══ Data for processing ══

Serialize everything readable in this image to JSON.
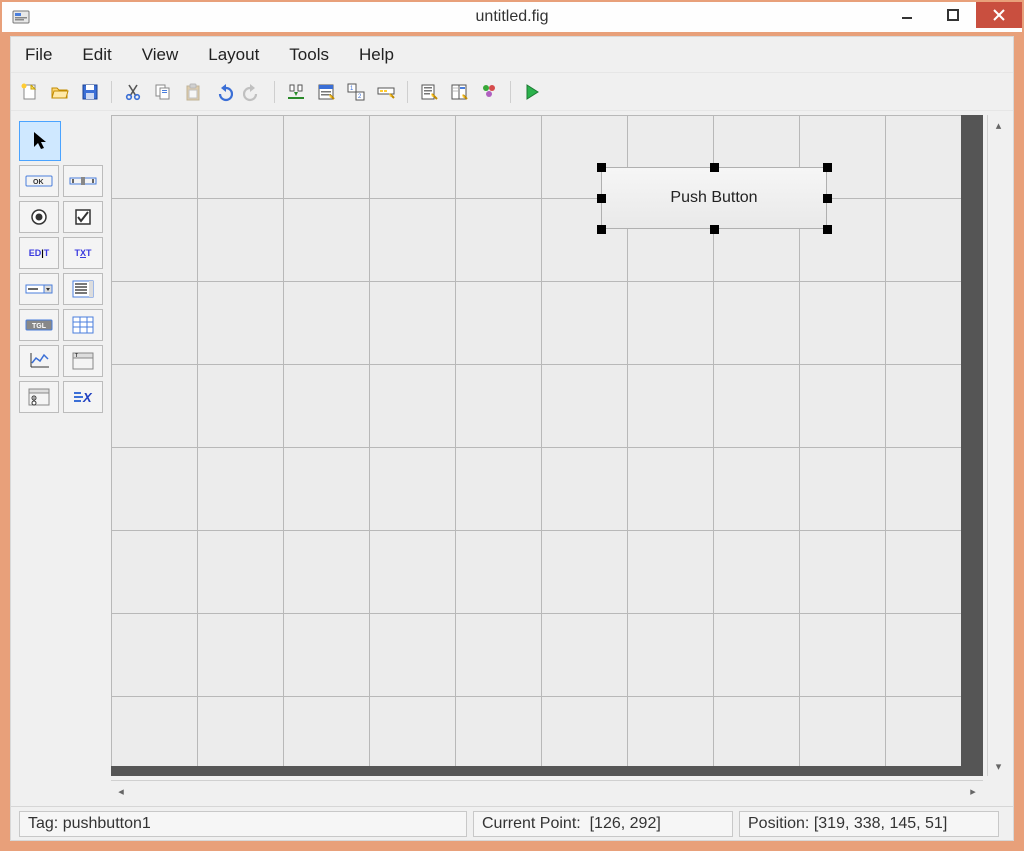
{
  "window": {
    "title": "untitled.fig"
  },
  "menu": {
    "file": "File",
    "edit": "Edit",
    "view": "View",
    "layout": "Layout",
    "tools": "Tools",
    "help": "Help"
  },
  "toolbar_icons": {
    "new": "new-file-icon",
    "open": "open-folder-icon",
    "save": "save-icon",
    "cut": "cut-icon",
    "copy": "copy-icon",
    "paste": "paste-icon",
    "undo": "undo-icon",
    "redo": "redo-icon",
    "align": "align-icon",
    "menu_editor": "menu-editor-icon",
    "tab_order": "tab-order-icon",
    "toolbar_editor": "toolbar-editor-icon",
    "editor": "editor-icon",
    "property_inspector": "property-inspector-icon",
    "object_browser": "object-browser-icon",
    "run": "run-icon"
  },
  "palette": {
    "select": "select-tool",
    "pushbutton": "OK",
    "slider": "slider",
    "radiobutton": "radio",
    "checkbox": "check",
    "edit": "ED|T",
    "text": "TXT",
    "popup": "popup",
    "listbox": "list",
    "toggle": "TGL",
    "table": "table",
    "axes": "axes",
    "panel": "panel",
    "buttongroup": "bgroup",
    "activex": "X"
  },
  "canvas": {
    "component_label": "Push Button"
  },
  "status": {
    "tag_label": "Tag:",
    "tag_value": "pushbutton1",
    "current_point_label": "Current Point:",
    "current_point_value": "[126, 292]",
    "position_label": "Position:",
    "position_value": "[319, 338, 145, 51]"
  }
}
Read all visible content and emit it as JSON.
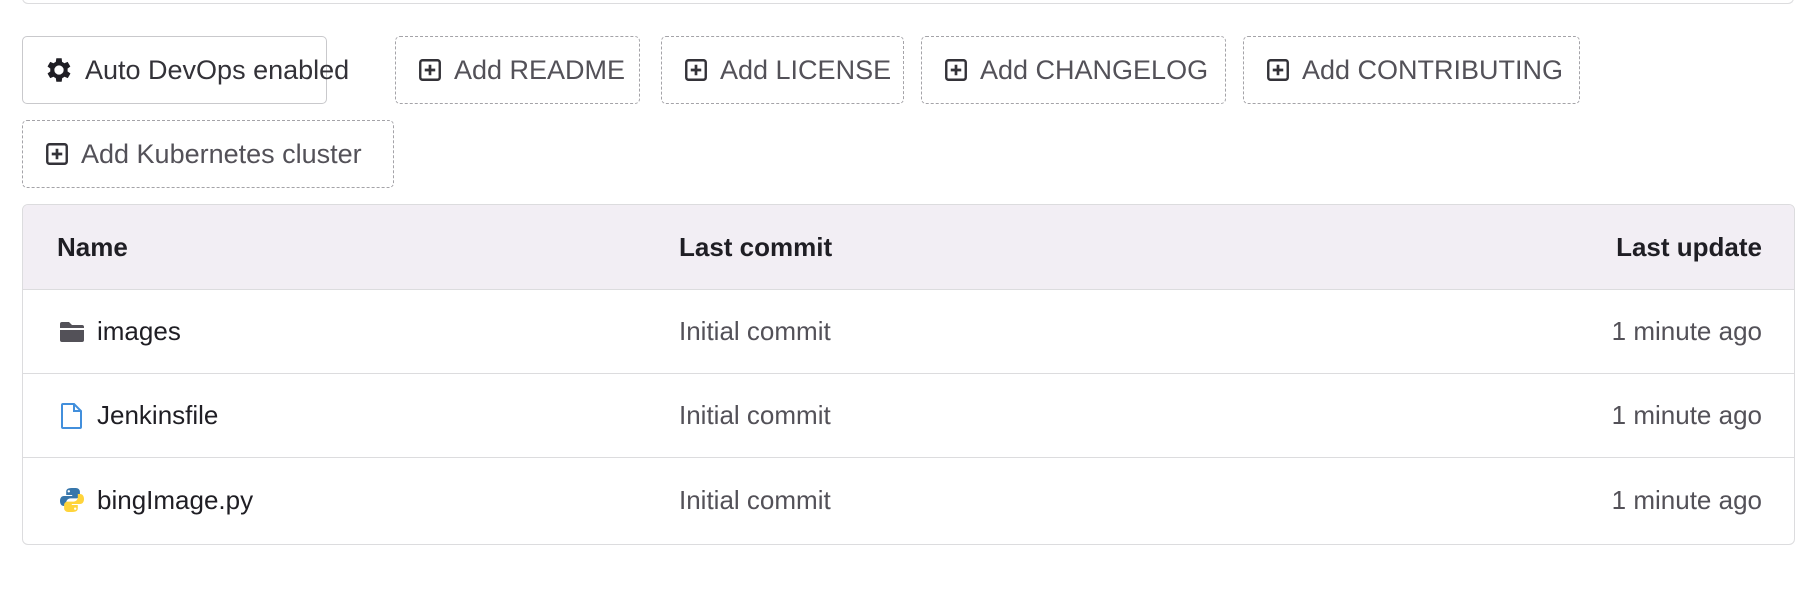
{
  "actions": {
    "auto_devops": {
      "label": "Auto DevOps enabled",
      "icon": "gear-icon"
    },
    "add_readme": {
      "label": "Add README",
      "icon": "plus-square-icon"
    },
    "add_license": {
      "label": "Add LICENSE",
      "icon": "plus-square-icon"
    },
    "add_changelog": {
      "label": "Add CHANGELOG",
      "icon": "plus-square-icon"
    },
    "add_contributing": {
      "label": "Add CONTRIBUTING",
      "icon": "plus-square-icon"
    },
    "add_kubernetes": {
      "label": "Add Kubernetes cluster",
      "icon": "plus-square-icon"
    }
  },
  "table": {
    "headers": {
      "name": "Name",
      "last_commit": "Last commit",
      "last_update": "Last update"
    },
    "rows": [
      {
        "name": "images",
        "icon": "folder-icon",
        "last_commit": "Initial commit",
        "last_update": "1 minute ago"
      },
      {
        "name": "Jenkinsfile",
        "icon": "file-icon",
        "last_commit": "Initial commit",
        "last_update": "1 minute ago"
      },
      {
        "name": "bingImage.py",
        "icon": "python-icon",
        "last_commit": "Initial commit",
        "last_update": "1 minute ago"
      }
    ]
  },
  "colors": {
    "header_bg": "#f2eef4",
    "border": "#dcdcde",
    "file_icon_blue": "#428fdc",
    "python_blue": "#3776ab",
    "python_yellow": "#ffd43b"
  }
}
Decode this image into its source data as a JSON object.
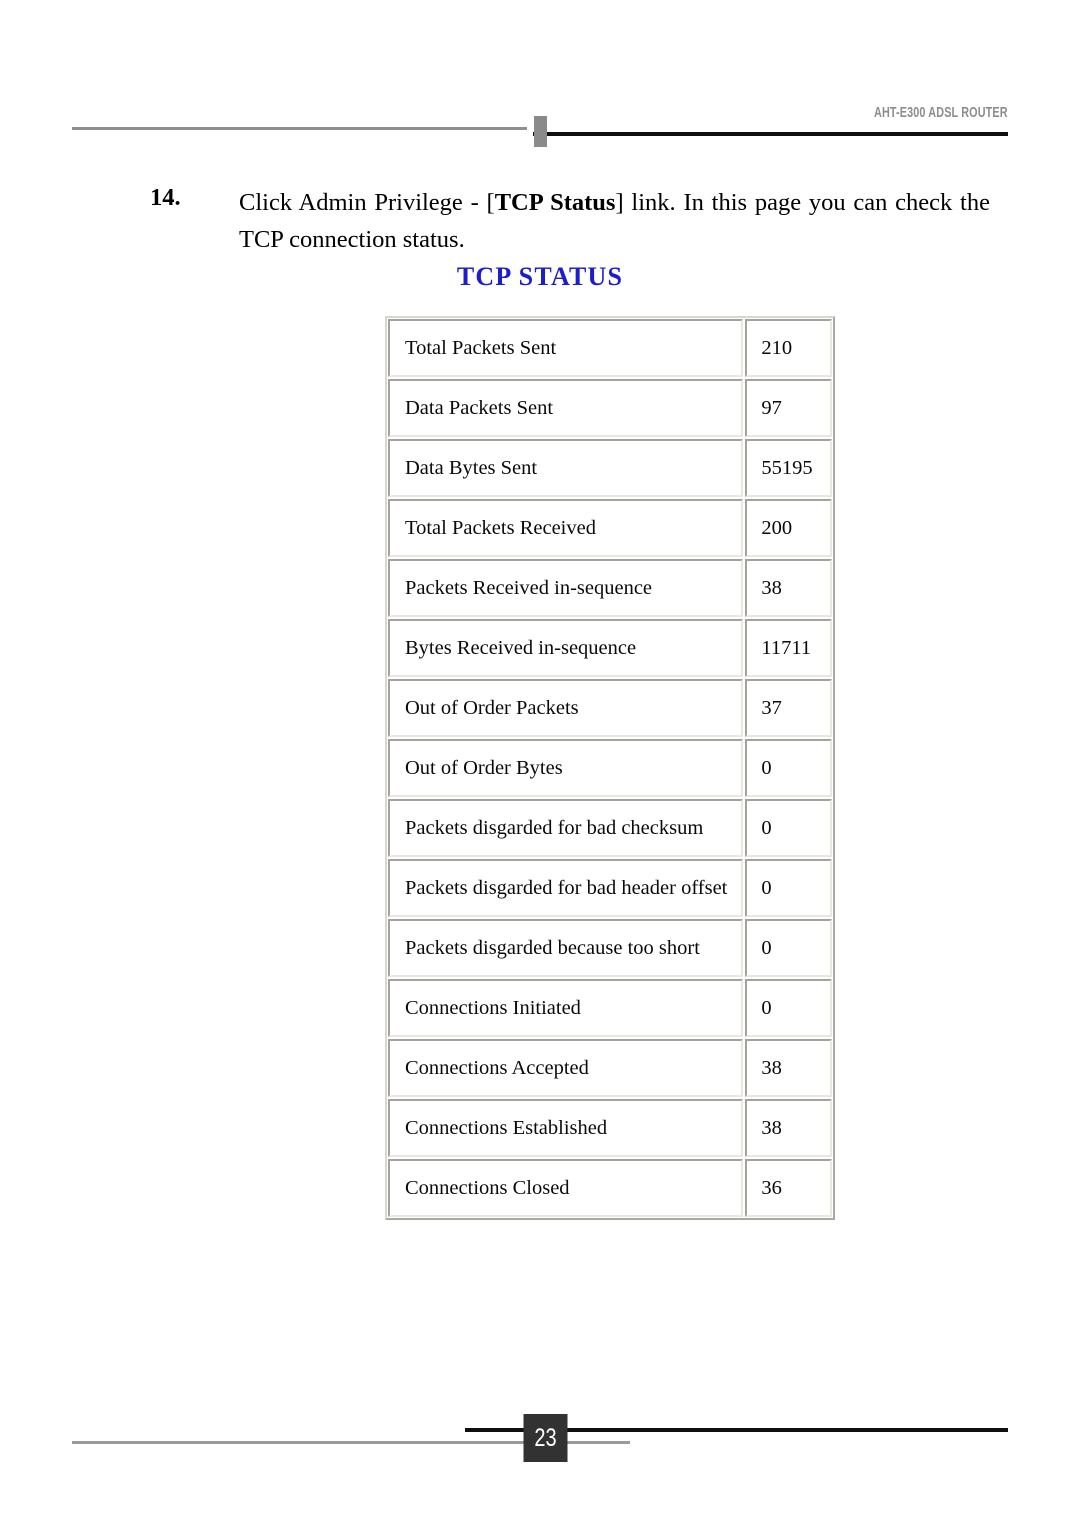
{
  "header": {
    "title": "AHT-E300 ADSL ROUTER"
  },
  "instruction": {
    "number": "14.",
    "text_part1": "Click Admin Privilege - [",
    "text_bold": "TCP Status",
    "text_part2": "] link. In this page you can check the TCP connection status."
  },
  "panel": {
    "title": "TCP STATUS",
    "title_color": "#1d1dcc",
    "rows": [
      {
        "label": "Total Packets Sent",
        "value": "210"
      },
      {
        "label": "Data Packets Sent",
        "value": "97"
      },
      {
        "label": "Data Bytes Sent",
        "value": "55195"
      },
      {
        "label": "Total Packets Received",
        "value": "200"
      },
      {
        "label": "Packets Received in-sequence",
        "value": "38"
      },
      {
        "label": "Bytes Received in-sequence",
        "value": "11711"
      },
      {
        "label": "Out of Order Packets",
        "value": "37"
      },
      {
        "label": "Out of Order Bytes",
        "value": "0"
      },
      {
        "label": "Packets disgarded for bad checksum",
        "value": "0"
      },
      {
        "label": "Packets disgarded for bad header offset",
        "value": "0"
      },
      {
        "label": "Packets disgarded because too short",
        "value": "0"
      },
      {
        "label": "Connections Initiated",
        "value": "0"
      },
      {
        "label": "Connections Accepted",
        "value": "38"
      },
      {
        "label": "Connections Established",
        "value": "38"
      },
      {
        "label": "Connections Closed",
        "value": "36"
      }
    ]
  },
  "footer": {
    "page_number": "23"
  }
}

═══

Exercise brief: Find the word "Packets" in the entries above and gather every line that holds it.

Answer to this task:
        "label": "Total Packets Sent",
        "label": "Data Packets Sent",
        "label": "Total Packets Received",
        "label": "Packets Received in-sequence",
        "label": "Out of Order Packets",
        "label": "Packets disgarded for bad checksum",
        "label": "Packets disgarded for bad header offset",
        "label": "Packets disgarded because too short",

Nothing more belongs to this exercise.